|Cited Patent||Filing date||Publication date||Applicant||Title|
|US2824728||Dec 10, 1956||Feb 25, 1958||Crawford Herbert C||Aquarium aerator|
|US3326184||Dec 27, 1965||Jun 20, 1967||Alfred Greenbaum||Conduit stabilizer for aquariums|
|US3326185 *||Jan 19, 1966||Jun 20, 1967||Perez Aurelio Garcia||Aquarium light with aerator|
|US3396949||Mar 22, 1967||Aug 13, 1968||Nicholas Tsarnas||Aerator for water-containing vessel|
|US3507253||Oct 7, 1968||Apr 21, 1970||Aquariums Inc||Aquarium air stone ornament|

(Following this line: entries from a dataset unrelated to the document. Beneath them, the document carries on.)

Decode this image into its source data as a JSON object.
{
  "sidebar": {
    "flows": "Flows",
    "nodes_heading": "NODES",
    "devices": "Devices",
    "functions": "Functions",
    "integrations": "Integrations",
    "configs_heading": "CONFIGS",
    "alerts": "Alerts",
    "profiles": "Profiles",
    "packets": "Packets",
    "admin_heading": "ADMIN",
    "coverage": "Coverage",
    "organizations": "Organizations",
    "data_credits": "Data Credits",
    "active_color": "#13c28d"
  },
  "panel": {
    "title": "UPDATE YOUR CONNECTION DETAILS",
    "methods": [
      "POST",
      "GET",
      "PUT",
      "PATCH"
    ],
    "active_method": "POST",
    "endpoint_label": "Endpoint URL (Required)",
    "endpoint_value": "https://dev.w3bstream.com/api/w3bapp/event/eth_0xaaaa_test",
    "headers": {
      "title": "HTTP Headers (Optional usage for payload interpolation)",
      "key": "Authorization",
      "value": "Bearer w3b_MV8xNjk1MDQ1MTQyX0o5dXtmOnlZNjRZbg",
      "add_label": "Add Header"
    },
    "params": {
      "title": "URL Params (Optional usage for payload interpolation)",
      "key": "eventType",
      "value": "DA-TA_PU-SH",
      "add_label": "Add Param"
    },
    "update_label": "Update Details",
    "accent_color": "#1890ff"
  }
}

|US3796858||Dec 5, 1972||Mar 12, 1974||Cohn J||Decorative aquarium heater|
|US3929102||Jan 30, 1975||Dec 30, 1975||Hartz Mountain Corp||Aquarium aerator and ornament holder|
|US4185743||May 30, 1978||Jan 29, 1980||Willinger Bros., Inc.||Artificial aquarium plant, anchor and container therefor|
|US5133906||Oct 9, 1990||Jul 28, 1992||Tony Louis||Aerator|
|US5256282||Jan 13, 1993||Oct 26, 1993||Yichao Chang||Aerator for an aquarium|
|US5476068||Sep 8, 1994||Dec 19, 1995||Townsend; Richard||Apparatus and method for producing an aquarium display|
|US6276303||Jun 27, 2000||Aug 21, 2001||Scott A. Van Kley||Aerator holder|
|US6332430||Feb 7, 2000||Dec 25, 2001||Cathy D. Santa Cruz||Aquarium accessory device|
|US6474266||Nov 28, 2000||Nov 5, 2002||Sea Side Innovations Llc||Plant anchor|
|US6499766 *||May 9, 2000||Dec 31, 2002||Karl S. Schroeder||Media folder improvements|
|USD224238||Dec 11, 1970||Jul 11, 1972||Aquarium aerator|
|USD232102||Apr 10, 1972||Jul 16, 1974||Fluid-flow indicator for an aquarium filter or the like|
|USD249879||Jun 13, 1977||Oct 10, 1978||Willinger Bros., Inc.||Anchor for artificial aquarium plant|
|USD249897||Jul 15, 1977||Oct 10, 1978||Willinger Bros., Inc.||Air stone|
|USD292439||Sep 25, 1984||Oct 20, 1987||Warner-Lambert Company||Aquarium aerator|
|USD535720||Apr 7, 2005||Jan 23, 2007||Safety-Kleen Systems, Inc.||Skimmer assembly|
|Dec 18, 2012||AS||Assignment|
Owner name: PNC BANKING, NATIONAL ASSOCIATION, AS ADMINISTRATI
Free format text: SECURITY AGREEMENT;ASSIGNOR:J.W. PET COMPANY, INC.;REEL/FRAME:029486/0633
Effective date: 20121214
|Dec 20, 2012||AS||Assignment|
Owner name: CHASE CAPITAL CORPORATION, AS COLLATERAL AGENT, IL
Free format text: SECURITY AGREEMENT;ASSIGNOR:J. W. PET COMPANY, INC.;REEL/FRAME:029510/0787
Effective date: 20121214
|Sep 23, 2013||FPAY||Fee payment|
Year of fee payment: 4
|May 16, 2017||AS||Assignment|
Owner name: DOSKOCIL MANUFACTURING COMPANY, INC., TEXAS
Free format text: RELEASE OF SECURITY INTEREST 029486/0633;ASSIGNOR:PNC BANK, NATIONAL ASSOCIATION;REEL/FRAME:042477/0829
Effective date: 20151110
|May 17, 2017||AS||Assignment|
Owner name: DOSKOCIL MANUFACTURING COMPANY, INC., TEXAS
Free format text: RELEASE OF SECURITY INTEREST 029510/0787;ASSIGNOR:CHASE CAPITAL CORPORATION;REEL/FRAME:042483/0504
Effective date: 20151110